The January USDA Cattle Inventory Report showed an overall rise in US cattle numbers as of Jan. 1, but the California herd, at 5.150 million head, was 100,000 head, or 1.90%, fewer than the previous year’s 5.250 million. The Jan. 1, 2014, total was itself down 50,000 head, or 0.94%, below the 2013’s 5.300 million.
Last week’s National Oceanic and Atmospheric Administration Drought Monitor shows all of California, Nevada and Utah encased in dryness patterns that run from “abnormally dry” to the most extreme “exceptional drought.”
Most of Arizona and New Mexico also are at least abnormally dry, according to the Drought Monitor. There are a few locations in these states that are rated normal, but normal for these locations is desert.
California farmers and ranchers have been under siege from extreme of exceptional drought for the last several years, causing many farmers to switch their focus of production into something more drought tolerant.

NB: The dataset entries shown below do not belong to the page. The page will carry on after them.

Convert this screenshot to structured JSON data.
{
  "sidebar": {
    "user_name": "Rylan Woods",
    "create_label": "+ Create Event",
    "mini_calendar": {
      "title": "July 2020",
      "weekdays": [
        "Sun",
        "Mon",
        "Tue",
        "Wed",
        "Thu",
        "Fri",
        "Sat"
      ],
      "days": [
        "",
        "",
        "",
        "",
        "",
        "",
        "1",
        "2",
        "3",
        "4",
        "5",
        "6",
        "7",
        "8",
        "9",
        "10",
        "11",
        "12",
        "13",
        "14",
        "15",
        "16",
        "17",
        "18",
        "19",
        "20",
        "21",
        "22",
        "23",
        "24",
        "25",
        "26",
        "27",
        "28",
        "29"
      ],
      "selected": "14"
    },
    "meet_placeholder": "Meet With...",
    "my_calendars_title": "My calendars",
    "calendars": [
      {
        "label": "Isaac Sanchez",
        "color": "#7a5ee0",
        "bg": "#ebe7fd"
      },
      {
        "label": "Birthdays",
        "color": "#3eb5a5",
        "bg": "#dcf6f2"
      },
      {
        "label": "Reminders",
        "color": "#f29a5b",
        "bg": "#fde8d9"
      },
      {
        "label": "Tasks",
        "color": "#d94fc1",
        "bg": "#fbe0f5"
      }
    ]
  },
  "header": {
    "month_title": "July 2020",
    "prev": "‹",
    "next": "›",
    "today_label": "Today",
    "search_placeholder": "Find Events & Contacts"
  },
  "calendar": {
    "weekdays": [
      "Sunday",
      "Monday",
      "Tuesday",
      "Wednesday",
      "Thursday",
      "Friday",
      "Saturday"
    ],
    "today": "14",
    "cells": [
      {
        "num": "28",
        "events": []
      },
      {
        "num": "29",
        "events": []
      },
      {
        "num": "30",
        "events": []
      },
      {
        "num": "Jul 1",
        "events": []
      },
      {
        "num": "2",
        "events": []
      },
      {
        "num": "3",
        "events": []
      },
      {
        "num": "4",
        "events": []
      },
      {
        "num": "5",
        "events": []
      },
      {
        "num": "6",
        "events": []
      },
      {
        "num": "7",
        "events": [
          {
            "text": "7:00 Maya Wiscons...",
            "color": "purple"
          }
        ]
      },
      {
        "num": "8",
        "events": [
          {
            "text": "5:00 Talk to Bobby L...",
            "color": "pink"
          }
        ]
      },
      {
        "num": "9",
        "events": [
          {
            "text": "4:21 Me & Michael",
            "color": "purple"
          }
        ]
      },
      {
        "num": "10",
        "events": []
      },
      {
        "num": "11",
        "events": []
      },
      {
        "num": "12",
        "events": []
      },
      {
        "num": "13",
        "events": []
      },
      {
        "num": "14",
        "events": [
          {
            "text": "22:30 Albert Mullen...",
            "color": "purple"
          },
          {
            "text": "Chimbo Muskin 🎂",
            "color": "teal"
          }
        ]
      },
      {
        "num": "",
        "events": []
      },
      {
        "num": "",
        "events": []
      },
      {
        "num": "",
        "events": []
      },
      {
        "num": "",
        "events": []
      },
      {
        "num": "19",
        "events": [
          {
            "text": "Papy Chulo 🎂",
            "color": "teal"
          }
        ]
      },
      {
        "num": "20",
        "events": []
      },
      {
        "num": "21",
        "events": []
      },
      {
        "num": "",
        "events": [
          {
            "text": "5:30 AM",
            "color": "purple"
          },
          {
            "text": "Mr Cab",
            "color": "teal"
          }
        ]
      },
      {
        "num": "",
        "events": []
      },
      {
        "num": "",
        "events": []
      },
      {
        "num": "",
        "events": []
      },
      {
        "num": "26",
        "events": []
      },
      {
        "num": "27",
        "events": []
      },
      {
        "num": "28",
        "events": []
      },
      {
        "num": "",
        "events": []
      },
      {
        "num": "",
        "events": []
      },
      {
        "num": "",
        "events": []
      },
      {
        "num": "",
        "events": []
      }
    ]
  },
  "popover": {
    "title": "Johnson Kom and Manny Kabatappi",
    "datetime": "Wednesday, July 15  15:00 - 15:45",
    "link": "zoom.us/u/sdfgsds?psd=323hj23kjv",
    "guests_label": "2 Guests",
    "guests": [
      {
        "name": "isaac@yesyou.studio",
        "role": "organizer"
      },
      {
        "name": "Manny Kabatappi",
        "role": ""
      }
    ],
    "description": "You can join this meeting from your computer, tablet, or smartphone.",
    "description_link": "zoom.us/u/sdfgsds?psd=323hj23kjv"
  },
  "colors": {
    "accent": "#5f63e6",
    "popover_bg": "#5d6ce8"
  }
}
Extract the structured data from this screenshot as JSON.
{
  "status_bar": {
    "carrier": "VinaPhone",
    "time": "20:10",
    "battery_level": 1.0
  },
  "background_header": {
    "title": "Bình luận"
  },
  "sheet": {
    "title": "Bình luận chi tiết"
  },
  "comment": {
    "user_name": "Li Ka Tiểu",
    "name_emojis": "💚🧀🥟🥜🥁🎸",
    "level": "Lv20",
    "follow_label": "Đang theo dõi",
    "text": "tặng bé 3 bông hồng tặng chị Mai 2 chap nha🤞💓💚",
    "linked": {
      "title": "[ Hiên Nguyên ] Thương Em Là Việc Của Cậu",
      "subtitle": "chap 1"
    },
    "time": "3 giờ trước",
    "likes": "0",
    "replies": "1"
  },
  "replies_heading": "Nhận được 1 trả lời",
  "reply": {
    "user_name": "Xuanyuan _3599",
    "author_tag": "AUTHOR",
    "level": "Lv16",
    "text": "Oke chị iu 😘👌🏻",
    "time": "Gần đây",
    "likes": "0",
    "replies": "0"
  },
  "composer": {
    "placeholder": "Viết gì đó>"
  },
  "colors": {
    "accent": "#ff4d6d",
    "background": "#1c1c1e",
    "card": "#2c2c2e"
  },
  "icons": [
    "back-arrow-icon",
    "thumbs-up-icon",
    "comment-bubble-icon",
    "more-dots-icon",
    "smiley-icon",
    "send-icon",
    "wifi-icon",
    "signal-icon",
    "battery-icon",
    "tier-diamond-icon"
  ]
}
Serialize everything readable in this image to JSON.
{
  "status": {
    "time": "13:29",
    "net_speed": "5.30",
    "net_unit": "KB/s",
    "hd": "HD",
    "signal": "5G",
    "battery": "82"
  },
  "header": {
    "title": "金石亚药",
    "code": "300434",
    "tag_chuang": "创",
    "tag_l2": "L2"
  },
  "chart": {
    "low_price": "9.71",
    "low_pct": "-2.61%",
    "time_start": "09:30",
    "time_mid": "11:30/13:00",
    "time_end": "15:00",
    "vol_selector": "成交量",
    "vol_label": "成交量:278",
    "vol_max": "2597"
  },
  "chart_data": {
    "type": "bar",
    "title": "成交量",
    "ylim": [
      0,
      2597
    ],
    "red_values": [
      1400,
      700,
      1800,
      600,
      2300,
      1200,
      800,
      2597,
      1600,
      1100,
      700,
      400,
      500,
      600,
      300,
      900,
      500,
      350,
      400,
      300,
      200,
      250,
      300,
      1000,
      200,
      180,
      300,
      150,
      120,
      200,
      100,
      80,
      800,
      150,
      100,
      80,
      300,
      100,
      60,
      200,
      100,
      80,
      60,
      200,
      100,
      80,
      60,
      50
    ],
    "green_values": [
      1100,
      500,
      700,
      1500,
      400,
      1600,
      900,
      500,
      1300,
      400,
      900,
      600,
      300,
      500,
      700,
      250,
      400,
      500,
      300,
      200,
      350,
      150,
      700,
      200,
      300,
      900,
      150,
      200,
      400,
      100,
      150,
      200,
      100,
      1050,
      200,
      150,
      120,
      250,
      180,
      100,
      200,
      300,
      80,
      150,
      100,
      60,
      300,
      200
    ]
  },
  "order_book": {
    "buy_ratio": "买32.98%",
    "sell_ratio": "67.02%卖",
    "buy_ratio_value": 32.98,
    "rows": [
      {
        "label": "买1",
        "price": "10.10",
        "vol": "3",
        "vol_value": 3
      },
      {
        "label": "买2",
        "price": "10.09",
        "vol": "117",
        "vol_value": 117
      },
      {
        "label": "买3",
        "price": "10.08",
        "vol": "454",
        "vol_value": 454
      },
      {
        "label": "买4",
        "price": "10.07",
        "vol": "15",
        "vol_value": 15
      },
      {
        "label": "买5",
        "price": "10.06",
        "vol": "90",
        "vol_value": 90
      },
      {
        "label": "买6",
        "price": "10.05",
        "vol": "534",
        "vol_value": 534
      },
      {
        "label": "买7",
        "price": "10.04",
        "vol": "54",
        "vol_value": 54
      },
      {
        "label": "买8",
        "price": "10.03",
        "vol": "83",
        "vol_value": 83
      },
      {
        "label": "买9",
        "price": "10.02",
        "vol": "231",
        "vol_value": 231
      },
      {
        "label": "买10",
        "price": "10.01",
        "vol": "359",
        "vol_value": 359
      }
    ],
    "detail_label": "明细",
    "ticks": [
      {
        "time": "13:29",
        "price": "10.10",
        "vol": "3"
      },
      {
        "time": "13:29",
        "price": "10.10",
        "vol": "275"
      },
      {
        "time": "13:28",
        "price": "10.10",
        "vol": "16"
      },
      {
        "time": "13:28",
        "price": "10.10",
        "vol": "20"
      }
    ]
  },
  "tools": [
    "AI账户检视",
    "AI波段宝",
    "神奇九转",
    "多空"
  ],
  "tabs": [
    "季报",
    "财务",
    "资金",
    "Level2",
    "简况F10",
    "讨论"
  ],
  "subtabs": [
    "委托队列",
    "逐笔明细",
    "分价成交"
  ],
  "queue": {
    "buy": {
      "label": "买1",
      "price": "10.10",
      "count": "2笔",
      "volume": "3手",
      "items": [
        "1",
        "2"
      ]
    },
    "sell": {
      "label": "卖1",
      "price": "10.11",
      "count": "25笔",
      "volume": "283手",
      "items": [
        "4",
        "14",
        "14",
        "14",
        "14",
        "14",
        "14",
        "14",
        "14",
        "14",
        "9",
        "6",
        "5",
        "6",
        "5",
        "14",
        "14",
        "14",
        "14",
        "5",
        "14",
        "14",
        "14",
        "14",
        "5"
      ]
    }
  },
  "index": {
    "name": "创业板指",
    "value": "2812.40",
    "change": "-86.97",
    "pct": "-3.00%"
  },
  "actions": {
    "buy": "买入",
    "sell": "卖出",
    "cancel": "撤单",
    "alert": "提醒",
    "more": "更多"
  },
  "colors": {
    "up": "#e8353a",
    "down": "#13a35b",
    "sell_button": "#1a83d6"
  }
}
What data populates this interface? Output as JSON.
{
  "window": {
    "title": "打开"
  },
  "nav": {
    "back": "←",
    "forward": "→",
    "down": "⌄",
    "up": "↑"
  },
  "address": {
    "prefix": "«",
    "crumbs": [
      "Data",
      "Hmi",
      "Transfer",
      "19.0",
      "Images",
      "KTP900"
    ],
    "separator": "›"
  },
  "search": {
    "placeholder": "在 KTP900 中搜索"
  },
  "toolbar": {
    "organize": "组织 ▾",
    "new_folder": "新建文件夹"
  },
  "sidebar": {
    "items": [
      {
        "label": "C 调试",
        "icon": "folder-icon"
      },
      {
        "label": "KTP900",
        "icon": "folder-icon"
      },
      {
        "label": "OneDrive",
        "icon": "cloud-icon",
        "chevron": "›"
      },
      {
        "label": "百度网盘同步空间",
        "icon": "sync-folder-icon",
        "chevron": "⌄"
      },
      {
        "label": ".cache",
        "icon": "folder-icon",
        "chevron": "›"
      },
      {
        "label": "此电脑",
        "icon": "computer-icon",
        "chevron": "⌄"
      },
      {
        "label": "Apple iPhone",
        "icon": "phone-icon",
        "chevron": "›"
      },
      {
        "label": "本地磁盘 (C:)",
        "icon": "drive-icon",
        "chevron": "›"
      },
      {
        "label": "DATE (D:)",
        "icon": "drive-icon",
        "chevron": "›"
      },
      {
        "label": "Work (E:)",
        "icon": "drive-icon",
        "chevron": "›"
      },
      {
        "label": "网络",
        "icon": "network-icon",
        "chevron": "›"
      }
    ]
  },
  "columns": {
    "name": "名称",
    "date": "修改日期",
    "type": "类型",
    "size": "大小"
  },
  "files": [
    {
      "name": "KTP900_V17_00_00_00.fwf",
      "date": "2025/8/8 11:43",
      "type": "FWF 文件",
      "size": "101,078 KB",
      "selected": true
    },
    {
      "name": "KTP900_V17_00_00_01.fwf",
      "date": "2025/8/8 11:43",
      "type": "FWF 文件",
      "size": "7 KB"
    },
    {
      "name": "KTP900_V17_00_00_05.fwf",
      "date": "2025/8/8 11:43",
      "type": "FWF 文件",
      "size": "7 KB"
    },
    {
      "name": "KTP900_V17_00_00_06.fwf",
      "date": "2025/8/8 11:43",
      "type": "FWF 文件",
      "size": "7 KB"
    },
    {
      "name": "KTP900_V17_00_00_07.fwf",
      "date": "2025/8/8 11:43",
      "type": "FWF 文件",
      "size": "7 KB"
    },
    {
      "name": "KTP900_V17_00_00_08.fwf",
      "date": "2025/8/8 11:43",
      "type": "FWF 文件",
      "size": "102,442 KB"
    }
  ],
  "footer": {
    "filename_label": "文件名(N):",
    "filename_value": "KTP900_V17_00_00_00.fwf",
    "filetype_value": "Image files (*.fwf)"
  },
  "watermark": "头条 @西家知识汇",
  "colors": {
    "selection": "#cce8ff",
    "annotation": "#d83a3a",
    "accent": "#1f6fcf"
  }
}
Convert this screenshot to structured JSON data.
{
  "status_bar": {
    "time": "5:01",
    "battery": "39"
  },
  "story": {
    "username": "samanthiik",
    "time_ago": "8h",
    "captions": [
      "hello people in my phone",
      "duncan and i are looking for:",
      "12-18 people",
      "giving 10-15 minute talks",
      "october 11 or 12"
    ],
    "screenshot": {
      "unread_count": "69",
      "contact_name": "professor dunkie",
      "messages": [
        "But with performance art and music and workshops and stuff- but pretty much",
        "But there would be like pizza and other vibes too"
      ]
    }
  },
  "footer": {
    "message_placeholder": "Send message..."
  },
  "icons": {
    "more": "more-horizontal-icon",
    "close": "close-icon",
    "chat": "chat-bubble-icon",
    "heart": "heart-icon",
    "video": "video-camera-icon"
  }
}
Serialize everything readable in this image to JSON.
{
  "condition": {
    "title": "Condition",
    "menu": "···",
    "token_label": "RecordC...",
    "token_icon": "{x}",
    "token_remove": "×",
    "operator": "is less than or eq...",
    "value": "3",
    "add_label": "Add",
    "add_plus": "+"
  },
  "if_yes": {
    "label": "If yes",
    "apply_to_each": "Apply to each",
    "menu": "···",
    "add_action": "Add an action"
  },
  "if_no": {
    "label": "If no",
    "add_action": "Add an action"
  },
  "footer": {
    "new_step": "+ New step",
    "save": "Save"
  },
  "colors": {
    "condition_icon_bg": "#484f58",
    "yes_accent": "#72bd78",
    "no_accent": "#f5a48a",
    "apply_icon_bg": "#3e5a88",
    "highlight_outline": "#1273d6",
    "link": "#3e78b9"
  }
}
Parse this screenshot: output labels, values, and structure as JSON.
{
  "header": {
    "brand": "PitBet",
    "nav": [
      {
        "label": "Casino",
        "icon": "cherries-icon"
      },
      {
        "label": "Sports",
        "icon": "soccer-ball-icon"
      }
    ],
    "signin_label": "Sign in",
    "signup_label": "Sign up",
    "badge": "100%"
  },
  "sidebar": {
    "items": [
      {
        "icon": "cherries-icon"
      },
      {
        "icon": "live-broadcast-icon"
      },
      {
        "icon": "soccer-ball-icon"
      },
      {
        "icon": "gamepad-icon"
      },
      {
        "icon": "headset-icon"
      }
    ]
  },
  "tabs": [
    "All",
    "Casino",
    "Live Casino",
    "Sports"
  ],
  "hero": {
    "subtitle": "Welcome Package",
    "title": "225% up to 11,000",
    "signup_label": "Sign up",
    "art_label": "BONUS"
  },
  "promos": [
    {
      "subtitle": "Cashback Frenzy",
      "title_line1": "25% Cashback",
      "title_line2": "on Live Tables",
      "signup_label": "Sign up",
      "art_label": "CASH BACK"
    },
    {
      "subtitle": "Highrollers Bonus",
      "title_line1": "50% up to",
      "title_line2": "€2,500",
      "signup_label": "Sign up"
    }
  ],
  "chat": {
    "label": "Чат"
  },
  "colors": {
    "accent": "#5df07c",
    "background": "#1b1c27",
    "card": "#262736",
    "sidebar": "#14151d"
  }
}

Cattle producers also have taken steps to cope, either by weaning early and selling the calves or even by cutting down on the number of cows. A large percentage of these calves have gone to pasture and feedlots in other states.
PASTURES RECOVERING SLOWLY IN OTHER STATES
Better rain in other states is improving pasture and grassland conditions enough that cow/calf producers are expanding their herds, even taking on some of California’s calves.
However, it’s touch-and-go for producers in parts of the Plains states. The Drought Monitor shows parts of Oklahoma and Texas are dealing with their own exceptional drought conditions, which may limit their desire to pasture calves.
That dryness also may limit local feed production for the feedlots to augment imports from the Midwest.
CASH CATTLE MARKETS UNTRADED
Cash cattle markets Tuesday were quiet with no bids from packer buyers reported. Asking prices from feedlots held around $162 per cwt on a live basis and $260 in Nebraska’s dressed market.
Cattle traded last week in a range from $157 to $159 live, down $1 from the previous week, and at $250 to $254 on a dressed basis, down $4 for the week.
Feedlot showlists this week were steady to slightly lower overall, with more in Texas and fewer in Nebraska. Price negotiations could be tough with feedlots and packers losing money on every head currently.
Boxed beef prices Tuesday were mixed, with the USDA’s choice cutout up $0.94 per cwt at $249.61 and select down $0.17 at $245.28. The choice/select spread widened to $4.33 from $3.22 on Monday.
Volume, however, was light with only 58 loads of fabricated product being sold into the spot market.
The CME Feeder Cattle Index for the seven days ended Monday was up $0.14 per cwt to $206.38, compared with the Mar futures contract, which settled Tuesday down $1.37 per cwt at $202.72.